Emeritus Professor Sasha Grishin AM, FAHA
Australian National University
Although Western Australia continues to produce some of the most significant artists of Australia, its relative isolation has meant that reputations forged in the west may take a long time to translate into recognition in the main art capitals of the eastern states. The situation is even more acute with sculptors, where frequently the cost of transportation and installation of sculpture is prohibitive and, not uncommonly, there is reluctance by commercial art galleries in Sydney and Melbourne to provide opportunities for Western Australian sculptors who have not already established their reputations amongst the gallery’s clients.
Sculpture by the Sea at Cottesloe has, for over a dozen years provided a critically significant forum for the national and international display of sculpture in Western Australia. Not only did it create an opportunity for Western Australian sculptors to view their work in the context of sculpture created by a host of distinguished artists from elsewhere in Australia, but also from major art centres throughout the world – especially Europe, Asia and America. It also enhanced a West Coast – East Coast corridor with an increasing number of Western Australian sculptors exhibiting at Bondi and artists who had shown at Bondi also exhibiting their work at Cottesloe.
Even before the inaugural Sculpture by the Sea at Cottesloe in March 2005, a number of Western Australian sculptors were showing at Bondi, some on a number of occasions and with considerable success. They included Ron Gomboc, Richie Kuhaupt, Nick Horn, Greg James and Kevin Draper. After the first Cottesloe show, the west came to Bondi in numbers and Jennifer Cochrane, Lou Lambert, Robert Juniper, Tim MacFarlane Reid, George Haynes, Catherine Higham, as well as many others, joined the earlier cluster of artists from the west coast.
Apart from creating a new and culturally enriched venue for showing sculpture, Sculpture by the Sea at Cottesloe brought to the west a new concept in displaying sculpture, one where the exhibition was free, democratic and secular. It was an exhibition that appealed to a mass audience and used the spectacular backdrop of the Indian Ocean, with its unforgettable sunsets, as a setting for the display that incorporated the beach, foreshore, the sea wall and the Indiana Tea House. As in Bondi, the huge achievement in Cottesloe was the fostering of a new audience for sculpture in Western Australia where, between the outdoors display and the indoor showroom, many thousands of people came to see sculpture, with some of them pausing to acquire work for their own private collections, corporate collections as well as the local municipal authorities.

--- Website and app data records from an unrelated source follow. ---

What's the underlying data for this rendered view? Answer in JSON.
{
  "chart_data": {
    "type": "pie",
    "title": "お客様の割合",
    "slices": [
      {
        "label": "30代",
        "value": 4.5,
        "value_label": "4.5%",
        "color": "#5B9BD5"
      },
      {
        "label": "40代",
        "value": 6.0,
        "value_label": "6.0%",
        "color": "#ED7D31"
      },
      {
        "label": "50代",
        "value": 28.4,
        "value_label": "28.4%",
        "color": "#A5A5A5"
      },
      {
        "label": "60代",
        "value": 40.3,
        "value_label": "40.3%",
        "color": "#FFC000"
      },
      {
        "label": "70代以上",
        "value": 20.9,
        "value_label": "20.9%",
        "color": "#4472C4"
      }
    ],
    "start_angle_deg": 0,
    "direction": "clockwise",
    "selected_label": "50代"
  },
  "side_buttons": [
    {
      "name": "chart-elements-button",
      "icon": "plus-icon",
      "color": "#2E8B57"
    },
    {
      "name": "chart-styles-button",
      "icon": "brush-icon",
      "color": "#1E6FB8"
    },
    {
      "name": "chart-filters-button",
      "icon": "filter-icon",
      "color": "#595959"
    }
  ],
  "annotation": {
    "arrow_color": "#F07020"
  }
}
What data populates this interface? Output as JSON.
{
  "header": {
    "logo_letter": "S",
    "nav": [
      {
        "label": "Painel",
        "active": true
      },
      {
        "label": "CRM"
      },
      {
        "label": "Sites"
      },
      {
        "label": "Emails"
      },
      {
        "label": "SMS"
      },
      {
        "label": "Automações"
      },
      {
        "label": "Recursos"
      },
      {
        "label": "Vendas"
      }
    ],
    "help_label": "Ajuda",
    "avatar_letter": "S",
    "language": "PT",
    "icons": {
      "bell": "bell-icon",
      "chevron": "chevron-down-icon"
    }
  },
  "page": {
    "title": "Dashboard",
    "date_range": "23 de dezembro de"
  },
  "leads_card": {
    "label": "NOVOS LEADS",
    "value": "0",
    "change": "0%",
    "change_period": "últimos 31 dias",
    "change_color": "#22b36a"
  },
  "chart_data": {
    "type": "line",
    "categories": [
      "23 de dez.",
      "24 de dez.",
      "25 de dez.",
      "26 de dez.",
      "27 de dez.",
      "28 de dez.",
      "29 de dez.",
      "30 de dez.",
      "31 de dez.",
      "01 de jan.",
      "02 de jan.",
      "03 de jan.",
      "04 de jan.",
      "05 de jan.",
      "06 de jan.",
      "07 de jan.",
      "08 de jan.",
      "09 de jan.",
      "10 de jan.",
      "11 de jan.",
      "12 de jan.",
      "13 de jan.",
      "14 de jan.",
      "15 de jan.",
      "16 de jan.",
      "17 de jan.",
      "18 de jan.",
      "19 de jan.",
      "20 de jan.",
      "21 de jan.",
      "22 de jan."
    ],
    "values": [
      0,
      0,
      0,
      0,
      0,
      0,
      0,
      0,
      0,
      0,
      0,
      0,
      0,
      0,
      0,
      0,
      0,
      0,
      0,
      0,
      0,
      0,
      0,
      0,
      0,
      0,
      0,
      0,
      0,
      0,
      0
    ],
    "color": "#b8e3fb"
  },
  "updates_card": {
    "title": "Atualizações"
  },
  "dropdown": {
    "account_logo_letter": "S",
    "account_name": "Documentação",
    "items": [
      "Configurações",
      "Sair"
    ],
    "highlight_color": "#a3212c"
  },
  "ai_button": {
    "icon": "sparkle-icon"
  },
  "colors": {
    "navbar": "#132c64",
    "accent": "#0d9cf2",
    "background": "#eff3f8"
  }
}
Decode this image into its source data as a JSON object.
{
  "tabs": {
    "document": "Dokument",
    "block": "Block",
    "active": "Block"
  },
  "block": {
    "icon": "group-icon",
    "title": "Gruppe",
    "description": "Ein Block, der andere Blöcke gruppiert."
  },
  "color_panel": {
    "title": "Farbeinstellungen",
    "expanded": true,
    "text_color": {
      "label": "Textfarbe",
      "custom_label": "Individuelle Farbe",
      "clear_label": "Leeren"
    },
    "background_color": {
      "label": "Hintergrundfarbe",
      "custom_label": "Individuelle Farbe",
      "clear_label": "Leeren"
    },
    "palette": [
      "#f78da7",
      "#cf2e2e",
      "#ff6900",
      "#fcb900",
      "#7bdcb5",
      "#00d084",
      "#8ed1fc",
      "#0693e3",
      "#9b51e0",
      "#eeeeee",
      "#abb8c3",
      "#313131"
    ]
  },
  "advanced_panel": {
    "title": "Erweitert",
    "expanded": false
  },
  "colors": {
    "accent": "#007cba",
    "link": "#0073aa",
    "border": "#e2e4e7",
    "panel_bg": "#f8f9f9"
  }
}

A Sculpture by the Sea exhibition has the rare ability to demystify art and to make it publicly accessible. Commercial art galleries are frequently like temples of art, where the viewer feels the need to show reverence to that which is in front of them. At Cottesloe, sculpture can appear as fun – a family thing – where visitors may own the experience and can freely express an opinion. It is a huge free community event, one where some of the participants grow addicted to sculpture and start to collect it. In 2015 sculpture sales at Cottesloe reached almost $2 million. Such is the fluctuating nature of the art market that the 2016 sales were half this amount. This has a significant impact on the artists and budgeting for the exhibition.
The 13th Sculpture by the Sea exhibition at Cottesloe in March 2017 demonstrates both a consolidation of tradition as well as a certain evolution. If in 2005 there were thirty-eight sculptures, now the number has crept up to almost eighty. As the exhibition enjoys an international reputation and prestige, many artists of major standing throughout the world are applying to participate in the exhibition – in 2016, this included artists from eighteen countries outside of Australia. How exciting it is to be exhibiting Sir Tony Cragg RA and Zadok Ben-David this year. To be simply selected for inclusion in the exhibition has become an honour and for many successful artists this features prominently as a career highlight.
Attendances at Cottesloe in 2006 were approximately 45,000 visitors; by 2012 the figure had risen to over 220,000 visitors, making this the most popular public art event in Western Australia. Thus far, about 750 sculptures have been installed at Cottesloe and a number of artists’ careers have been launched here or at least received public acclaim and, on occasion, achieved commercial success. Apart from the carnival-like atmosphere, Cottesloe has become the crucible for creativity for all matters dealing with sculpture and a training ground for emerging sculptors.
What has remained constant is the vision for Sculpture by the Sea. In 2005, the inspirational founding director, David Handley, wrote in the catalogue for the inaugural exhibition. “In staging Sculpture by the Sea, Cottesloe we hope to create a major free to the public sculpture exhibition for the people of Perth and its visitors … We hope the people of Western Australia enjoy Sculpture by the Sea, making it whatever they want it to be.” People have embraced the idea and it has now become a crucial part of the fabric of Western Australia’s cultural life.